───── Data to use

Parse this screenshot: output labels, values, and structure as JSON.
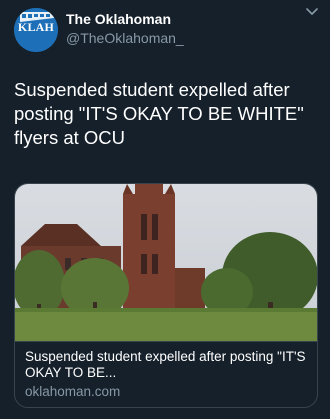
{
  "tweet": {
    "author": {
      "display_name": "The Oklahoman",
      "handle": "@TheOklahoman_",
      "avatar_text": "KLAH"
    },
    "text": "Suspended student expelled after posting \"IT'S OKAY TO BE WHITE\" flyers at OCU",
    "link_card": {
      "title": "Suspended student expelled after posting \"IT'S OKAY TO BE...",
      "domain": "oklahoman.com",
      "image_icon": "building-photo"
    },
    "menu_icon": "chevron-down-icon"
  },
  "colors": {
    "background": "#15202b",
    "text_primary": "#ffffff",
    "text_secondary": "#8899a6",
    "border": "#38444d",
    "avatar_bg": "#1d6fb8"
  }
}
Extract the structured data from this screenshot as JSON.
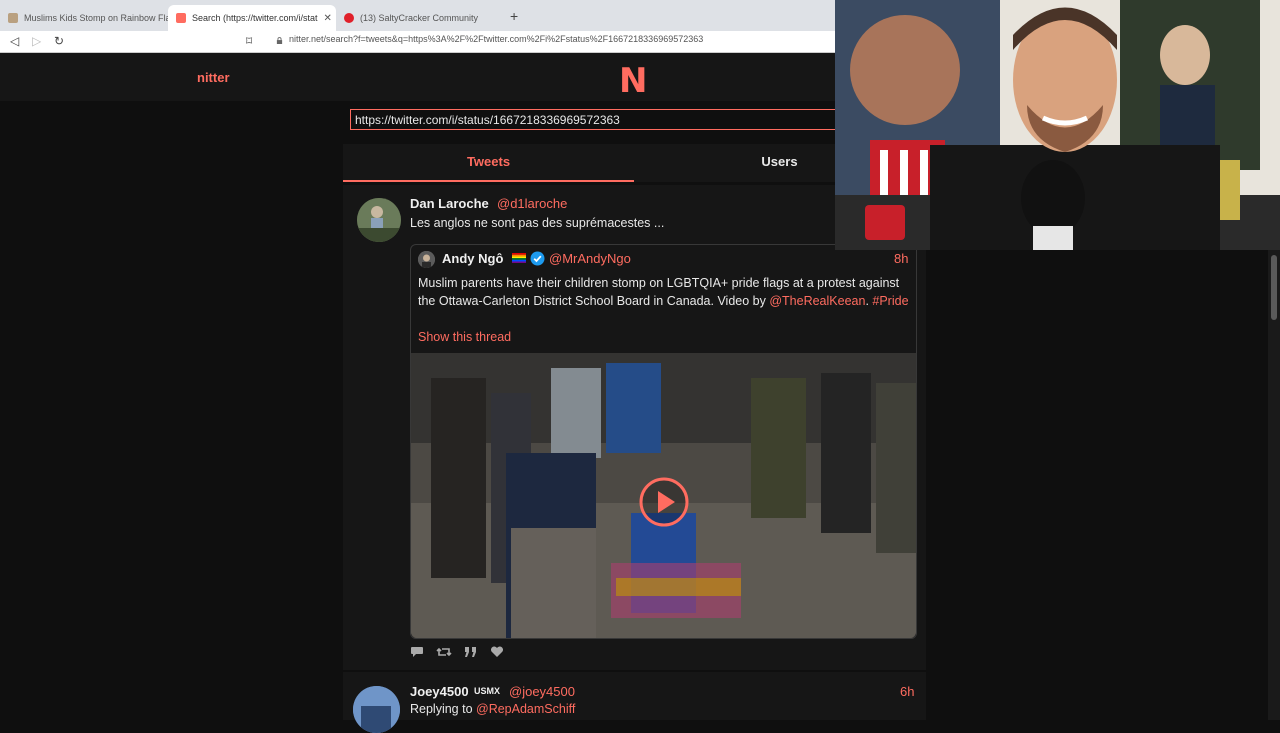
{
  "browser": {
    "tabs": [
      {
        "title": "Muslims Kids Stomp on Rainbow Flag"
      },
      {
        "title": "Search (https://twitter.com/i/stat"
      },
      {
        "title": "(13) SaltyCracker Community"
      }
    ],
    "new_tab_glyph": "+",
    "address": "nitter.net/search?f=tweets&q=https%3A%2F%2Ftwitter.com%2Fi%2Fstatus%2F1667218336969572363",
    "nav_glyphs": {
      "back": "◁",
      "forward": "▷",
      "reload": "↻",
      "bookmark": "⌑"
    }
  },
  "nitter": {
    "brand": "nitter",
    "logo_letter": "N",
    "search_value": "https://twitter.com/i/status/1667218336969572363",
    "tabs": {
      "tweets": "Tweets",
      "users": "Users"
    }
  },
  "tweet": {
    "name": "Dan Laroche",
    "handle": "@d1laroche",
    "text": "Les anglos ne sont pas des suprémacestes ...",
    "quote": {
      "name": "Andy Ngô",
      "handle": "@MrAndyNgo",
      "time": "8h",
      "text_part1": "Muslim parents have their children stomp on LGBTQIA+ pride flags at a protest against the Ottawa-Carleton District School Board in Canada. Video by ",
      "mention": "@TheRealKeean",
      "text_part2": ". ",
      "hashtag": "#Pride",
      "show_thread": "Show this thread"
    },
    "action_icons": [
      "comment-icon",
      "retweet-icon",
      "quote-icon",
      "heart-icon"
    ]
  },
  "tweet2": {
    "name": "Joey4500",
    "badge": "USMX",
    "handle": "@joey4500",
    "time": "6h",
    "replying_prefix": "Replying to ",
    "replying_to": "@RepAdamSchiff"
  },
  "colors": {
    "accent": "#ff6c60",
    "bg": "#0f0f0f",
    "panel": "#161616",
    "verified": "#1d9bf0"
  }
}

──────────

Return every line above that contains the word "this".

Parse this screenshot: output labels, values, and structure as JSON.
Extract the structured data from this screenshot as JSON.
      "show_thread": "Show this thread"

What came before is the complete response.